What this task involves –
Render every entry verbatim.

─── Data records

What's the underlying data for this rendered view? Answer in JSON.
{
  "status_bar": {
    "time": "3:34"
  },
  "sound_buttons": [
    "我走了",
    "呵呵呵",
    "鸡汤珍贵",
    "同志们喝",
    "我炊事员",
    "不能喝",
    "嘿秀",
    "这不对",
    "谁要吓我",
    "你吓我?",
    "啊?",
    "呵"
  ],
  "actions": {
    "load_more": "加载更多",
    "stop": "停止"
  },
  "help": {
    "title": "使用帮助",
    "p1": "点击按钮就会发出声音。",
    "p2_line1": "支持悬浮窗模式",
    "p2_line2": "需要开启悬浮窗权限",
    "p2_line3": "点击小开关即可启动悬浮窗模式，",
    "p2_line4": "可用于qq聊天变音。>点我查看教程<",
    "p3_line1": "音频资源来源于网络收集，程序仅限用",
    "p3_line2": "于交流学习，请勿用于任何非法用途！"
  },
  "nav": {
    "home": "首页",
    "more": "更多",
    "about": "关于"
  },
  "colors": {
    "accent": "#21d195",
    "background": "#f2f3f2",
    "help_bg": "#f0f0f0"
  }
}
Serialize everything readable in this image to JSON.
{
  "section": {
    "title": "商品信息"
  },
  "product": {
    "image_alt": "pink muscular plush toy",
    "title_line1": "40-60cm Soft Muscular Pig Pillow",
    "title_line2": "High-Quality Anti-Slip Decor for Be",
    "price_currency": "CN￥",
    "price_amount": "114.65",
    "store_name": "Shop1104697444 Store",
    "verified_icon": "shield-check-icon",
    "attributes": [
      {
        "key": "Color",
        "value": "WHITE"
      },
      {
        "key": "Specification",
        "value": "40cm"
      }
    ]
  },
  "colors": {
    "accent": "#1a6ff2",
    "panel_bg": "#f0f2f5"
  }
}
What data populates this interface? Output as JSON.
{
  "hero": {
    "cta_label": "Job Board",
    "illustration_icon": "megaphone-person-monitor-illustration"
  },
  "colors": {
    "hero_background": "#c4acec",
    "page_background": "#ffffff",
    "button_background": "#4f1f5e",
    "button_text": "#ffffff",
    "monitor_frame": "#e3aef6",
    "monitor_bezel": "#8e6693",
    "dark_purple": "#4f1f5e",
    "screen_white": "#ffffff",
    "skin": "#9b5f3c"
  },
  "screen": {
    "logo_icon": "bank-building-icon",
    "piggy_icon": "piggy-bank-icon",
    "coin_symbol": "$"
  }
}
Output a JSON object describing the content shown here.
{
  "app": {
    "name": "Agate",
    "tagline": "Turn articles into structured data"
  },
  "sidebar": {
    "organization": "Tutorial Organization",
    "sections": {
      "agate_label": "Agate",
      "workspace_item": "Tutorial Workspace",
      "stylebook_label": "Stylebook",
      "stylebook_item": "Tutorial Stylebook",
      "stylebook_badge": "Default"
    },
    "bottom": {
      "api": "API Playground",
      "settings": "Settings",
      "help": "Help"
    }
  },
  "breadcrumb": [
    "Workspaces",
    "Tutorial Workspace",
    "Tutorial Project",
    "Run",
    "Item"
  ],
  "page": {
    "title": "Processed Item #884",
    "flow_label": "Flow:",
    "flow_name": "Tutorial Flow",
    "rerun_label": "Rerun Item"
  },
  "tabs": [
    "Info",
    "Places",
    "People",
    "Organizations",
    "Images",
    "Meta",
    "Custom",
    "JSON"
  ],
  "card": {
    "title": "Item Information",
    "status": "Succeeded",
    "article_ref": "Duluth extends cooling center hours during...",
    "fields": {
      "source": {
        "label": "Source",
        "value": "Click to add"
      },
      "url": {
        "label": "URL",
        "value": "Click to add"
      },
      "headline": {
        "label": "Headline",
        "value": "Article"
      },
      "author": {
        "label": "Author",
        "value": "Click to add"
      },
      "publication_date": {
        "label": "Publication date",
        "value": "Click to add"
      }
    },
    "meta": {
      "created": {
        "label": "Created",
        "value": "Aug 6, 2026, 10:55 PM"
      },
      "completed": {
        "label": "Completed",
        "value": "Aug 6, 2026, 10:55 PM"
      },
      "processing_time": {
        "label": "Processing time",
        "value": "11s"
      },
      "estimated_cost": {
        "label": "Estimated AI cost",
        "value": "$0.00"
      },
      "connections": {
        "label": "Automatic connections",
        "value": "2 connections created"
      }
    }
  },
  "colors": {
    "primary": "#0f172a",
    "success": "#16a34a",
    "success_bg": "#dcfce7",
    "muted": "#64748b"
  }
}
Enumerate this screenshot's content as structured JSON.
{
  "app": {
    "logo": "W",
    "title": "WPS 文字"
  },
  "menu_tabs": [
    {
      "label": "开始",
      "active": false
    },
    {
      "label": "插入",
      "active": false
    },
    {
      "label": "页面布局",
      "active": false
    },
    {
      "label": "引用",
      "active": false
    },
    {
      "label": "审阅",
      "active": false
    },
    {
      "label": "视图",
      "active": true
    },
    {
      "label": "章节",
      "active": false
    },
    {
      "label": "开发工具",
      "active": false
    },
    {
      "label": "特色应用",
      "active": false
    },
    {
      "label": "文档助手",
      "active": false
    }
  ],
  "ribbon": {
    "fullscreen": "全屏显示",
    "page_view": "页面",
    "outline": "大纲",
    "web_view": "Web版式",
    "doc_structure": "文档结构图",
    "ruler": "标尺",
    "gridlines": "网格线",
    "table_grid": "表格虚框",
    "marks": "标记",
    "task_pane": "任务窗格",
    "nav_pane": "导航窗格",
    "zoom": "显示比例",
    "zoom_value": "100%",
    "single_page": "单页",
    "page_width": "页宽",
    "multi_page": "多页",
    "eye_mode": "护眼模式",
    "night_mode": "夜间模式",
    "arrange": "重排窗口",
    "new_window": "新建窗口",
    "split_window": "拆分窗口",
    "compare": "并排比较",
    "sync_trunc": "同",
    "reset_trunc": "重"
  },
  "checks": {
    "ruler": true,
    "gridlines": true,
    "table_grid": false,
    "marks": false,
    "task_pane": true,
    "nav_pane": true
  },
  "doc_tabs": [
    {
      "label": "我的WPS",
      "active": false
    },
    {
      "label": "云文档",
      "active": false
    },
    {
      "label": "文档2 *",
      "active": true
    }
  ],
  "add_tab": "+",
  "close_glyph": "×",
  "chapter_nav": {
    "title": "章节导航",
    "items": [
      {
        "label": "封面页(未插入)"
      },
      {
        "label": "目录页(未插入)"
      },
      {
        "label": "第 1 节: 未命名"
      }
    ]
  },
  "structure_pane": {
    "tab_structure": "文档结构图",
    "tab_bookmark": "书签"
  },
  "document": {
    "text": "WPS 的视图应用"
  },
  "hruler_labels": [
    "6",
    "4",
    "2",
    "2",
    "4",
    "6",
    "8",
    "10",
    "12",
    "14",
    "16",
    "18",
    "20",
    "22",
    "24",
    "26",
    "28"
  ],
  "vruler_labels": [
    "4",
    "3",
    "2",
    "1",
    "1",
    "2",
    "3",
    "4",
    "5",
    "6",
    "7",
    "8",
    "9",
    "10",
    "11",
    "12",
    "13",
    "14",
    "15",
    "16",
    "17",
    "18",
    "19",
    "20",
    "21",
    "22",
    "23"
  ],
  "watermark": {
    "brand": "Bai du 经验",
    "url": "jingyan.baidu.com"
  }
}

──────

Written response –
What's the underlying data for this rendered view? Answer in JSON.
{
  "status_bar": {
    "time": "3:34"
  },
  "sound_buttons": [
    "我走了",
    "呵呵呵",
    "鸡汤珍贵",
    "同志们喝",
    "我炊事员",
    "不能喝",
    "嘿秀",
    "这不对",
    "谁要吓我",
    "你吓我?",
    "啊?",
    "呵"
  ],
  "actions": {
    "load_more": "加载更多",
    "stop": "停止"
  },
  "help": {
    "title": "使用帮助",
    "p1": "点击按钮就会发出声音。",
    "p2_line1": "支持悬浮窗模式",
    "p2_line2": "需要开启悬浮窗权限",
    "p2_line3": "点击小开关即可启动悬浮窗模式，",
    "p2_line4": "可用于qq聊天变音。>点我查看教程<",
    "p3_line1": "音频资源来源于网络收集，程序仅限用",
    "p3_line2": "于交流学习，请勿用于任何非法用途！"
  },
  "nav": {
    "home": "首页",
    "more": "更多",
    "about": "关于"
  },
  "colors": {
    "accent": "#21d195",
    "background": "#f2f3f2",
    "help_bg": "#f0f0f0"
  }
}
Serialize everything readable in this image to JSON.
{
  "section": {
    "title": "商品信息"
  },
  "product": {
    "image_alt": "pink muscular plush toy",
    "title_line1": "40-60cm Soft Muscular Pig Pillow",
    "title_line2": "High-Quality Anti-Slip Decor for Be",
    "price_currency": "CN￥",
    "price_amount": "114.65",
    "store_name": "Shop1104697444 Store",
    "verified_icon": "shield-check-icon",
    "attributes": [
      {
        "key": "Color",
        "value": "WHITE"
      },
      {
        "key": "Specification",
        "value": "40cm"
      }
    ]
  },
  "colors": {
    "accent": "#1a6ff2",
    "panel_bg": "#f0f2f5"
  }
}
What data populates this interface? Output as JSON.
{
  "hero": {
    "cta_label": "Job Board",
    "illustration_icon": "megaphone-person-monitor-illustration"
  },
  "colors": {
    "hero_background": "#c4acec",
    "page_background": "#ffffff",
    "button_background": "#4f1f5e",
    "button_text": "#ffffff",
    "monitor_frame": "#e3aef6",
    "monitor_bezel": "#8e6693",
    "dark_purple": "#4f1f5e",
    "screen_white": "#ffffff",
    "skin": "#9b5f3c"
  },
  "screen": {
    "logo_icon": "bank-building-icon",
    "piggy_icon": "piggy-bank-icon",
    "coin_symbol": "$"
  }
}
Output a JSON object describing the content shown here.
{
  "app": {
    "name": "Agate",
    "tagline": "Turn articles into structured data"
  },
  "sidebar": {
    "organization": "Tutorial Organization",
    "sections": {
      "agate_label": "Agate",
      "workspace_item": "Tutorial Workspace",
      "stylebook_label": "Stylebook",
      "stylebook_item": "Tutorial Stylebook",
      "stylebook_badge": "Default"
    },
    "bottom": {
      "api": "API Playground",
      "settings": "Settings",
      "help": "Help"
    }
  },
  "breadcrumb": [
    "Workspaces",
    "Tutorial Workspace",
    "Tutorial Project",
    "Run",
    "Item"
  ],
  "page": {
    "title": "Processed Item #884",
    "flow_label": "Flow:",
    "flow_name": "Tutorial Flow",
    "rerun_label": "Rerun Item"
  },
  "tabs": [
    "Info",
    "Places",
    "People",
    "Organizations",
    "Images",
    "Meta",
    "Custom",
    "JSON"
  ],
  "card": {
    "title": "Item Information",
    "status": "Succeeded",
    "article_ref": "Duluth extends cooling center hours during...",
    "fields": {
      "source": {
        "label": "Source",
        "value": "Click to add"
      },
      "url": {
        "label": "URL",
        "value": "Click to add"
      },
      "headline": {
        "label": "Headline",
        "value": "Article"
      },
      "author": {
        "label": "Author",
        "value": "Click to add"
      },
      "publication_date": {
        "label": "Publication date",
        "value": "Click to add"
      }
    },
    "meta": {
      "created": {
        "label": "Created",
        "value": "Aug 6, 2026, 10:55 PM"
      },
      "completed": {
        "label": "Completed",
        "value": "Aug 6, 2026, 10:55 PM"
      },
      "processing_time": {
        "label": "Processing time",
        "value": "11s"
      },
      "estimated_cost": {
        "label": "Estimated AI cost",
        "value": "$0.00"
      },
      "connections": {
        "label": "Automatic connections",
        "value": "2 connections created"
      }
    }
  },
  "colors": {
    "primary": "#0f172a",
    "success": "#16a34a",
    "success_bg": "#dcfce7",
    "muted": "#64748b"
  }
}
Enumerate this screenshot's content as structured JSON.
{
  "app": {
    "logo": "W",
    "title": "WPS 文字"
  },
  "menu_tabs": [
    {
      "label": "开始",
      "active": false
    },
    {
      "label": "插入",
      "active": false
    },
    {
      "label": "页面布局",
      "active": false
    },
    {
      "label": "引用",
      "active": false
    },
    {
      "label": "审阅",
      "active": false
    },
    {
      "label": "视图",
      "active": true
    },
    {
      "label": "章节",
      "active": false
    },
    {
      "label": "开发工具",
      "active": false
    },
    {
      "label": "特色应用",
      "active": false
    },
    {
      "label": "文档助手",
      "active": false
    }
  ],
  "ribbon": {
    "fullscreen": "全屏显示",
    "page_view": "页面",
    "outline": "大纲",
    "web_view": "Web版式",
    "doc_structure": "文档结构图",
    "ruler": "标尺",
    "gridlines": "网格线",
    "table_grid": "表格虚框",
    "marks": "标记",
    "task_pane": "任务窗格",
    "nav_pane": "导航窗格",
    "zoom": "显示比例",
    "zoom_value": "100%",
    "single_page": "单页",
    "page_width": "页宽",
    "multi_page": "多页",
    "eye_mode": "护眼模式",
    "night_mode": "夜间模式",
    "arrange": "重排窗口",
    "new_window": "新建窗口",
    "split_window": "拆分窗口",
    "compare": "并排比较",
    "sync_trunc": "同",
    "reset_trunc": "重"
  },
  "checks": {
    "ruler": true,
    "gridlines": true,
    "table_grid": false,
    "marks": false,
    "task_pane": true,
    "nav_pane": true
  },
  "doc_tabs": [
    {
      "label": "我的WPS",
      "active": false
    },
    {
      "label": "云文档",
      "active": false
    },
    {
      "label": "文档2 *",
      "active": true
    }
  ],
  "add_tab": "+",
  "close_glyph": "×",
  "chapter_nav": {
    "title": "章节导航",
    "items": [
      {
        "label": "封面页(未插入)"
      },
      {
        "label": "目录页(未插入)"
      },
      {
        "label": "第 1 节: 未命名"
      }
    ]
  },
  "structure_pane": {
    "tab_structure": "文档结构图",
    "tab_bookmark": "书签"
  },
  "document": {
    "text": "WPS 的视图应用"
  },
  "hruler_labels": [
    "6",
    "4",
    "2",
    "2",
    "4",
    "6",
    "8",
    "10",
    "12",
    "14",
    "16",
    "18",
    "20",
    "22",
    "24",
    "26",
    "28"
  ],
  "vruler_labels": [
    "4",
    "3",
    "2",
    "1",
    "1",
    "2",
    "3",
    "4",
    "5",
    "6",
    "7",
    "8",
    "9",
    "10",
    "11",
    "12",
    "13",
    "14",
    "15",
    "16",
    "17",
    "18",
    "19",
    "20",
    "21",
    "22",
    "23"
  ],
  "watermark": {
    "brand": "Bai du 经验",
    "url": "jingyan.baidu.com"
  }
}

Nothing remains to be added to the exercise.